In mathematics, a Hadamard manifold, named after Jacques Hadamard — more often called a Cartan–Hadamard manifold, after Élie Cartan — is a Riemannian manifold $(M,g)$ that is complete and simply connected and has everywhere non-positive sectional curvature. By Cartan–Hadamard theorem all Cartan–Hadamard manifold are diffeomorphic to the Euclidean space $\mathbb {R} ^{n}.$ Furthermore it follows from the Hopf–Rinow theorem that every pairs of points in a Cartan–Hadamard manifold may be connected by a unique geodesic segment. Thus Cartan–Hadamard manifolds are some of the closest relatives of $\mathbb {R} ^{n}.$ ## Examples

The Euclidean space $\mathbb {R} ^{n}$ with its usual metric is a Cartan-Hadamard manifold with constant sectional curvature equal to $0.$ Standard $n$ -dimensional hyperbolic space $\mathbb {H} ^{n}$ is a Cartan-Hadamard manifold with constant sectional curvature equal to $-1.$ ## Properties

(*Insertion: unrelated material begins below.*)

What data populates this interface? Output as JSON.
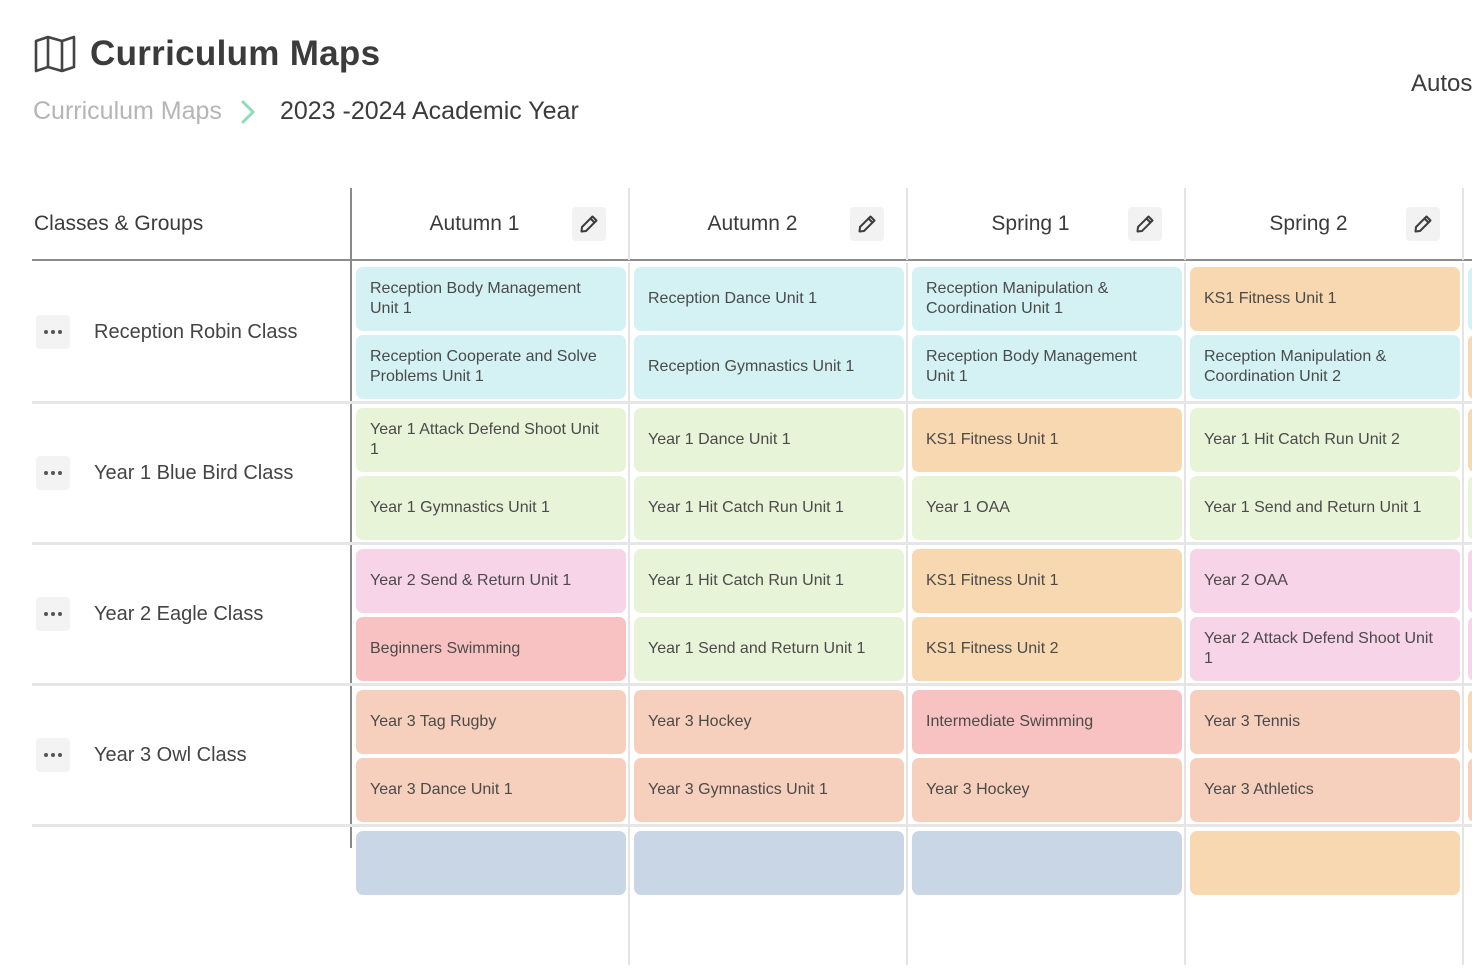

In Cartan-Hadamard Manifolds, the map $\exp _{p}:\operatorname {T} M_{p}\to M$ is a covering map for all $p\in M.$